In 2004, Groningen University Medical Center made international headlines when it admitted to permitting pediatric euthanasia and published the “Groningen Protocol,” infanticide guidelines the hospital followed when killing 22 disabled newborns between 1997 and 2004. The media reacted as if killing disabled babies in the Netherlands was something new. But Dutch doctors have engaged in infanticide for more than 15 years. (A Dutch government-supported documentary justifying infant euthanasia played on PBS in 1993. Moreover, a study published in 1997 in the Lancet determined that in 1995, about 8 percent of all infants who died in the Netherlands—some 80 babies—were euthanized by doctors, and not all with parental consent; this figure was reproduced in a subsequent study covering the year 2001.)
As far back as 1990, the Royal Dutch Medical Association (KNMG) published a report intended to govern “life-terminating actions” taken against incompetent patients, including severely disabled newborns.
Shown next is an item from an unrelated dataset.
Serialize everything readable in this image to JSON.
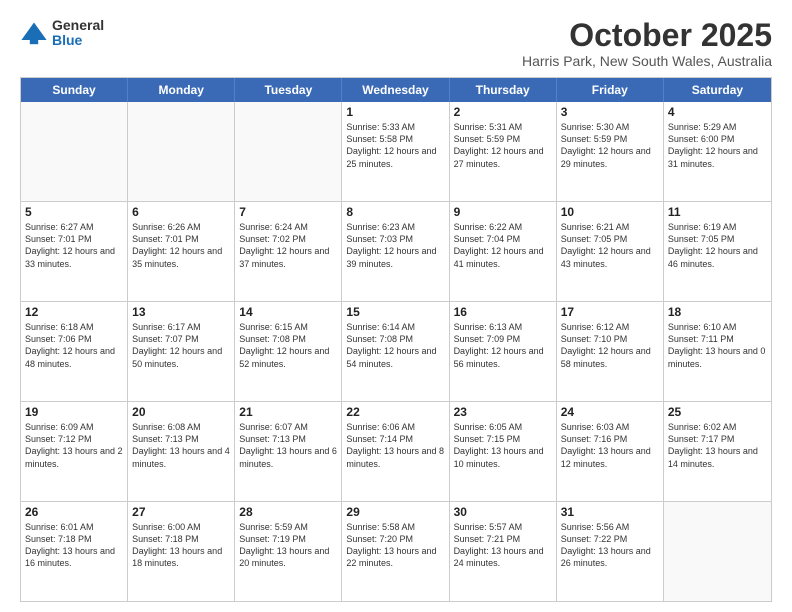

The KNMG approved of pediatric euthanasia if the baby is deemed to have an “unlivable life,” a concept disturbingly close to Binding and Hoche’s “life unworthy of life.”
The “livableness” of a newborn’s life is determined by a combination of factors, including the following:
- The expected measure of suffering (not only bodily but also emotional—the level of hopelessness)
- The expected potential for communication and human relationships, independence (ability to move, to care for oneself, to live independently), self-realization (being able to hear, read, write, labor), and the like.
- The child’s life expectancy.
If the infant’s “prospects” didn’t measure up, the child could be euthanized.
The subsequently compiled Groningen Protocol—which is expected to form the basis for the official approval of Dutch pediatric euthanasia—similarly created categories of killable babies: infants “with no chance of survival,” infants with a “poor prognosis and are dependent on intensive care,” and “infants with a hopeless prognosis,” including those “not depending on intensive medical treatment but for whom a very poor quality of life . . . is predicted.” In other words, infant euthanasia is not restricted to dying babies but can be based on predicted serious disability.
So, was Giovanardi correct in his comparison of Dutch infant euthanasia with that of Germany circa 1938-1945? No and yes. Certainly the breadth and scope of the killing in Germany far exceeded anything that is ever likely to happen in the Netherlands. And, to their credit, the Dutch unquestionably disdain the kind of pernicious social Darwinism that helped fuel the German euthanasia pogrom. Nor does pediatric euthanasia seem to be financially motivated, which also played a part in German infant euthanasia.
But the Netherlands cannot escape this ugly fact: Dutch doctors kill scores of babies each year and justify this fundamental abuse of human rights upon the inherently discriminatory concept that they can decide that another human being’s life is of such low quality it has no business being lived.
In this sense, the Dutch infanticide program is explicitly akin to the murder of Baby Knauer in 1938. Unless we decide to revise our historical assessment of that crime and proclaim Hitler’s authorization for the baby’s euthanasia as compassionate and right, the systematic program of Dutch infant euthanasia should be loudly and universally condemned.
Wesley J. Smith is a senior fellow at the Discovery Institute, an attorney for the International Task Force on Euthanasia and Assisted Suicide, and a special consultant to the Center for Bioethics and Culture. His updated Forced Exit: Euthanasia, Assisted Suicide and the New Duty to Die, from which some of this material was taken, will be released soon by Encounter Books.